Report each line of the data that contains the string "Discussion".

[Entries supplied]
◆ ◆ ◆
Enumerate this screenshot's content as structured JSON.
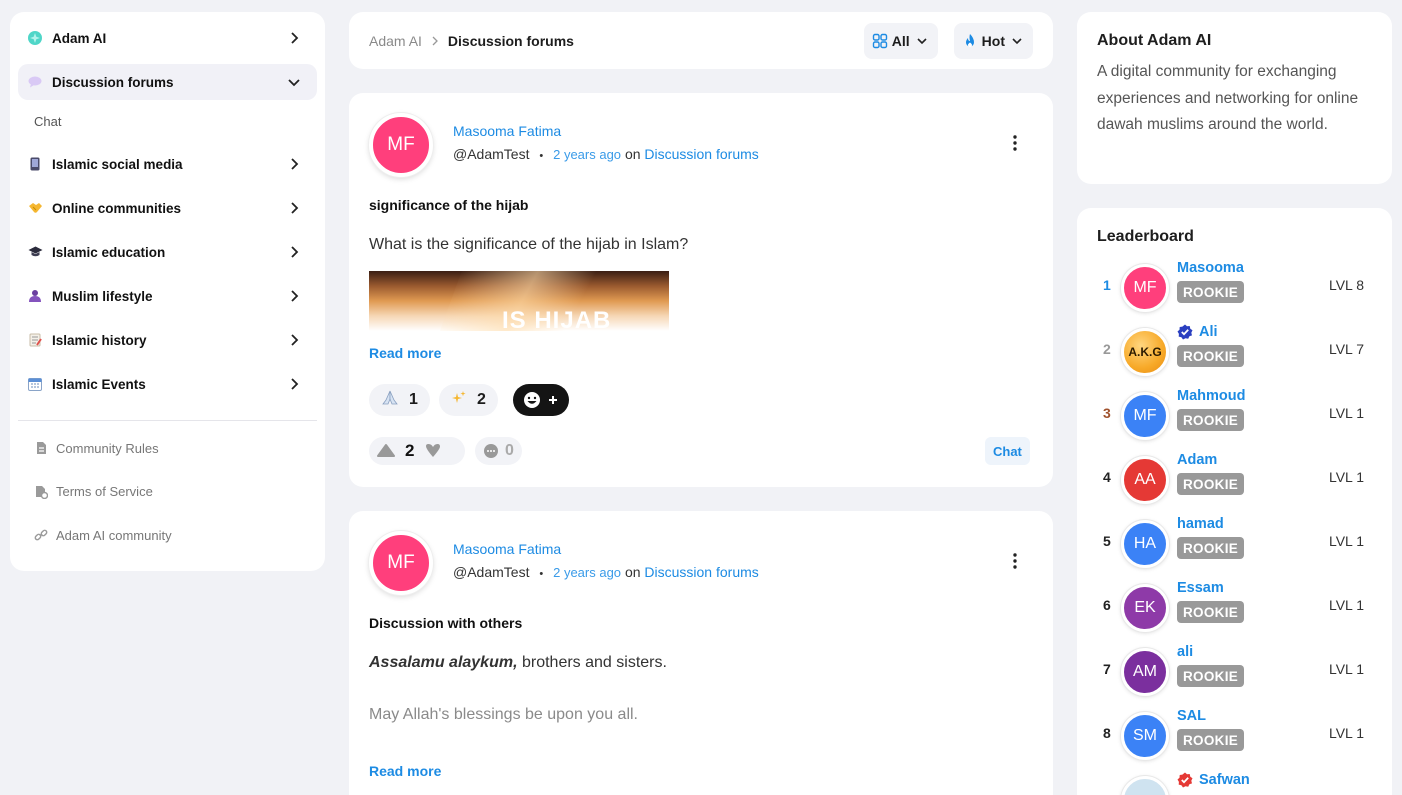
{
  "sidebar": {
    "items": [
      {
        "label": "Adam AI",
        "icon": "sparkle-icon",
        "expanded": false
      },
      {
        "label": "Discussion forums",
        "icon": "speech-bubble-icon",
        "expanded": true
      },
      {
        "label": "Islamic social media",
        "icon": "phone-icon",
        "expanded": false
      },
      {
        "label": "Online communities",
        "icon": "handshake-icon",
        "expanded": false
      },
      {
        "label": "Islamic education",
        "icon": "graduation-cap-icon",
        "expanded": false
      },
      {
        "label": "Muslim lifestyle",
        "icon": "people-icon",
        "expanded": false
      },
      {
        "label": "Islamic history",
        "icon": "scroll-icon",
        "expanded": false
      },
      {
        "label": "Islamic Events",
        "icon": "calendar-icon",
        "expanded": false
      }
    ],
    "sub_items": [
      "Chat"
    ],
    "footer_links": [
      {
        "label": "Community Rules",
        "icon": "document-icon"
      },
      {
        "label": "Terms of Service",
        "icon": "document-settings-icon"
      },
      {
        "label": "Adam AI community",
        "icon": "link-icon"
      }
    ]
  },
  "topbar": {
    "breadcrumb_root": "Adam AI",
    "breadcrumb_current": "Discussion forums",
    "filter_label": "All",
    "sort_label": "Hot"
  },
  "posts": [
    {
      "author_initials": "MF",
      "author": "Masooma Fatima",
      "handle": "@AdamTest",
      "separator": "•",
      "time_ago": "2 years ago",
      "on": "on",
      "category": "Discussion forums",
      "title": "significance of the hijab",
      "body": "What is the significance of the hijab in Islam?",
      "image_text": "IS HIJAB",
      "read_more": "Read more",
      "reactions": [
        {
          "icon": "praying-hands-icon",
          "count": "1"
        },
        {
          "icon": "sparkles-icon",
          "count": "2"
        }
      ],
      "upvotes": "2",
      "comments": "0",
      "chat_label": "Chat"
    },
    {
      "author_initials": "MF",
      "author": "Masooma Fatima",
      "handle": "@AdamTest",
      "separator": "•",
      "time_ago": "2 years ago",
      "on": "on",
      "category": "Discussion forums",
      "title": "Discussion with others",
      "body_em": "Assalamu alaykum,",
      "body_rest": " brothers and sisters.",
      "body_2": "May Allah's blessings be upon you all.",
      "read_more": "Read more"
    }
  ],
  "about": {
    "title": "About Adam AI",
    "text": "A digital community for exchanging experiences and networking for online dawah muslims around the world."
  },
  "leaderboard": {
    "title": "Leaderboard",
    "rows": [
      {
        "rank": "1",
        "initials": "MF",
        "name": "Masooma",
        "badge": "ROOKIE",
        "level": "LVL 8",
        "color": "#ff3f7c",
        "rank_color": "#1d8be3",
        "verified": ""
      },
      {
        "rank": "2",
        "initials": "A.K.G",
        "name": "Ali",
        "badge": "ROOKIE",
        "level": "LVL 7",
        "color": "#f7a928",
        "rank_color": "#999999",
        "verified": "blue"
      },
      {
        "rank": "3",
        "initials": "MF",
        "name": "Mahmoud",
        "badge": "ROOKIE",
        "level": "LVL 1",
        "color": "#3b82f6",
        "rank_color": "#a0522d",
        "verified": ""
      },
      {
        "rank": "4",
        "initials": "AA",
        "name": "Adam",
        "badge": "ROOKIE",
        "level": "LVL 1",
        "color": "#e53935",
        "rank_color": "#222222",
        "verified": ""
      },
      {
        "rank": "5",
        "initials": "HA",
        "name": "hamad",
        "badge": "ROOKIE",
        "level": "LVL 1",
        "color": "#3b82f6",
        "rank_color": "#222222",
        "verified": ""
      },
      {
        "rank": "6",
        "initials": "EK",
        "name": "Essam",
        "badge": "ROOKIE",
        "level": "LVL 1",
        "color": "#8e3aa8",
        "rank_color": "#222222",
        "verified": ""
      },
      {
        "rank": "7",
        "initials": "AM",
        "name": "ali",
        "badge": "ROOKIE",
        "level": "LVL 1",
        "color": "#7b2f9e",
        "rank_color": "#222222",
        "verified": ""
      },
      {
        "rank": "8",
        "initials": "SM",
        "name": "SAL",
        "badge": "ROOKIE",
        "level": "LVL 1",
        "color": "#3b82f6",
        "rank_color": "#222222",
        "verified": ""
      },
      {
        "rank": "",
        "initials": "",
        "name": "Safwan",
        "badge": "",
        "level": "",
        "color": "#cfe3f0",
        "rank_color": "#222222",
        "verified": "red"
      }
    ]
  }
}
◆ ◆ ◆
[Solution]
        "label": "Discussion forums",
    "breadcrumb_current": "Discussion forums",
      "category": "Discussion forums",
      "category": "Discussion forums",
      "title": "Discussion with others",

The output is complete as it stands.